What you need to do: Below are some records. Copy every line in them that holds "author".

Data section:
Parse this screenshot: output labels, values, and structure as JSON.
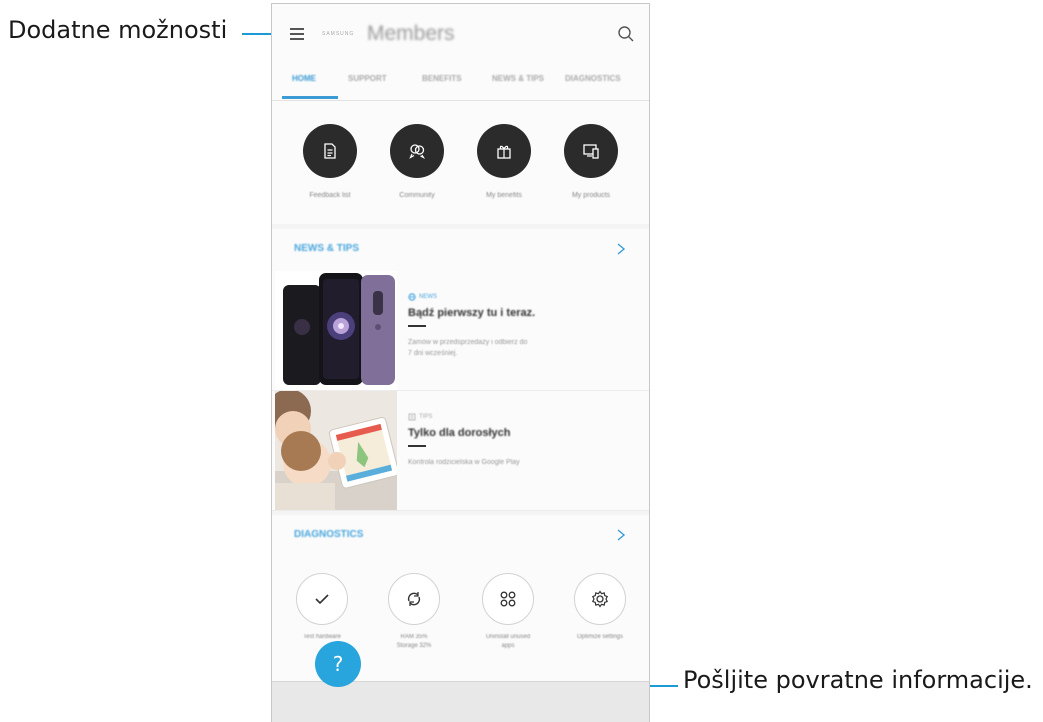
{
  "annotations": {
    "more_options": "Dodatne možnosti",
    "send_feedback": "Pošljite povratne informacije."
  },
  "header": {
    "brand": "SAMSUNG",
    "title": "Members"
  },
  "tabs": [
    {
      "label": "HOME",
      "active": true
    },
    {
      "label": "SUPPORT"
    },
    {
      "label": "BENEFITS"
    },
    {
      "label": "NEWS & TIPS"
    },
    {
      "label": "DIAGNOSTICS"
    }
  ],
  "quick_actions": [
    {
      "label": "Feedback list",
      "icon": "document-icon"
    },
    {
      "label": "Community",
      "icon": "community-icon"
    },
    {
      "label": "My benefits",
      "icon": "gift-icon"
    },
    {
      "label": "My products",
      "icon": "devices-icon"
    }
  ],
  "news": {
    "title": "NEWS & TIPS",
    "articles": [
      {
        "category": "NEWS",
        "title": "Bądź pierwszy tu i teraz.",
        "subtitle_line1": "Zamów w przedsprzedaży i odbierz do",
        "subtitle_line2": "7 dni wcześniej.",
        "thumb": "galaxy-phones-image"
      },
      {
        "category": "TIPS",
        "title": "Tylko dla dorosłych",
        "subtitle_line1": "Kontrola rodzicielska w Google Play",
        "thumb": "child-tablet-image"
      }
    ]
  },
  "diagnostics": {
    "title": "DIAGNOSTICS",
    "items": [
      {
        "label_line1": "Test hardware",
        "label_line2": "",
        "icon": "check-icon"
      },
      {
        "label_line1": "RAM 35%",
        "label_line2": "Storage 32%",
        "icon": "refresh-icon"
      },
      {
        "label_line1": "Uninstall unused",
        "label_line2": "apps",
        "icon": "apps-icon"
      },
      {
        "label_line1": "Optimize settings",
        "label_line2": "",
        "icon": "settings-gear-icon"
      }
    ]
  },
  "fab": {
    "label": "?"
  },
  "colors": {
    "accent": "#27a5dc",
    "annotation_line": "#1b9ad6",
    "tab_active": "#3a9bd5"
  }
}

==

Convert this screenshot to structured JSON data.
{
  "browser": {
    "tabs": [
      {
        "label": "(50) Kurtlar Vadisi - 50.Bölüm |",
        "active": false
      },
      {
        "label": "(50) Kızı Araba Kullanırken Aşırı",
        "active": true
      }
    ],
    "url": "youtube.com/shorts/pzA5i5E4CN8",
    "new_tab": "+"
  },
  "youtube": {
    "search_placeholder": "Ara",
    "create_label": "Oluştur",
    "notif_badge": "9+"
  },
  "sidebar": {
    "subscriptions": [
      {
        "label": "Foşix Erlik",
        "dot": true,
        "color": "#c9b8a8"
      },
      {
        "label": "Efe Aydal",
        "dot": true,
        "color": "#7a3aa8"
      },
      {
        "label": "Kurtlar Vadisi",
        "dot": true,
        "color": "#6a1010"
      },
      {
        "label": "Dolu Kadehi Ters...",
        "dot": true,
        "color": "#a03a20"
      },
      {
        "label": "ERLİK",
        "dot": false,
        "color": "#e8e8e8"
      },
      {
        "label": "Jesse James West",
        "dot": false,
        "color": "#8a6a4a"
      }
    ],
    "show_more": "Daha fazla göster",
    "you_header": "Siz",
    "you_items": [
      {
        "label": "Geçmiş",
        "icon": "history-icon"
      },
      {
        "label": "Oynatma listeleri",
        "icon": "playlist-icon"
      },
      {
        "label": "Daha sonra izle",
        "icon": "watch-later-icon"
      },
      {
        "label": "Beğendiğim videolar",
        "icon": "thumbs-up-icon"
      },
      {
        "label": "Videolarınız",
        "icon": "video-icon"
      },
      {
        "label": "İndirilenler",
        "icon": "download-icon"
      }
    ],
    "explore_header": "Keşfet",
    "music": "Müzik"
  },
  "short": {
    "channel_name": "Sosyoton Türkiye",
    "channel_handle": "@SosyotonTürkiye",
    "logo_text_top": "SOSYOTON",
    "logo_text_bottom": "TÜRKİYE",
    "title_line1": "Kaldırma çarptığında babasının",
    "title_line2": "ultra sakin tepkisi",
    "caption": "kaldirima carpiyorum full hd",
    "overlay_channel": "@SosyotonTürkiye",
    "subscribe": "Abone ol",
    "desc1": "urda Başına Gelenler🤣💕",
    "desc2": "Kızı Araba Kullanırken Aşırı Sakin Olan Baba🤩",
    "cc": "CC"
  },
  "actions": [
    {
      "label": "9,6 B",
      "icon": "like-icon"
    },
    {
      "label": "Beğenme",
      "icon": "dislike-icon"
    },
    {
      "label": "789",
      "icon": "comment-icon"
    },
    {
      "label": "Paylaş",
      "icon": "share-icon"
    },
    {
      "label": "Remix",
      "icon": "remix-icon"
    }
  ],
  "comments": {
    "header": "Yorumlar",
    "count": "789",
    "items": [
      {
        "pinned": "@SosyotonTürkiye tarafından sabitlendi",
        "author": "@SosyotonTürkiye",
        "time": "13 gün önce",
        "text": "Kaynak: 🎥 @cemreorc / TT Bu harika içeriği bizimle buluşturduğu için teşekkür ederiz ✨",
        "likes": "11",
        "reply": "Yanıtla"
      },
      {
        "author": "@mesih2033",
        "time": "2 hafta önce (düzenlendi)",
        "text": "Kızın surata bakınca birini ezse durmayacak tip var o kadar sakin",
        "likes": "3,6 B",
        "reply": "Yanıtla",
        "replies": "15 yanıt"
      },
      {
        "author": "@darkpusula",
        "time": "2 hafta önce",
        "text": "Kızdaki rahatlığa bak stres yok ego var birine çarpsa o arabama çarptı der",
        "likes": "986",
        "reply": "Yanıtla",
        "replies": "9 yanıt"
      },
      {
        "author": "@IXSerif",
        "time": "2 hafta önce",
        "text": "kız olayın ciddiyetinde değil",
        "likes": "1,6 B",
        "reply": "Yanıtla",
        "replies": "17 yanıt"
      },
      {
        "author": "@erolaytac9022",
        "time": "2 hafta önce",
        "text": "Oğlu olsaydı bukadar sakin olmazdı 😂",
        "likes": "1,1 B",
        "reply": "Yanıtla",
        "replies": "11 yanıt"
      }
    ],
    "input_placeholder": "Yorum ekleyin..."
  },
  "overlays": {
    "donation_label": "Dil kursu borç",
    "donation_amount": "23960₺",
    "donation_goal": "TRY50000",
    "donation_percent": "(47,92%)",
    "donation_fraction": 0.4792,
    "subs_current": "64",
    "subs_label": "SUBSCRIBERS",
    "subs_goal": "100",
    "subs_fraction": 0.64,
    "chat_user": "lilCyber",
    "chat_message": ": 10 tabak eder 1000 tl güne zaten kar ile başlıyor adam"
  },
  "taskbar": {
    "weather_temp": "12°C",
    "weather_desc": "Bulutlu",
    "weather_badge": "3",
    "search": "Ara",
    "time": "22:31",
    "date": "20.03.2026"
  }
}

Answer space:
        "author": "@SosyotonTürkiye",
        "author": "@mesih2033",
        "author": "@darkpusula",
        "author": "@IXSerif",
        "author": "@erolaytac9022",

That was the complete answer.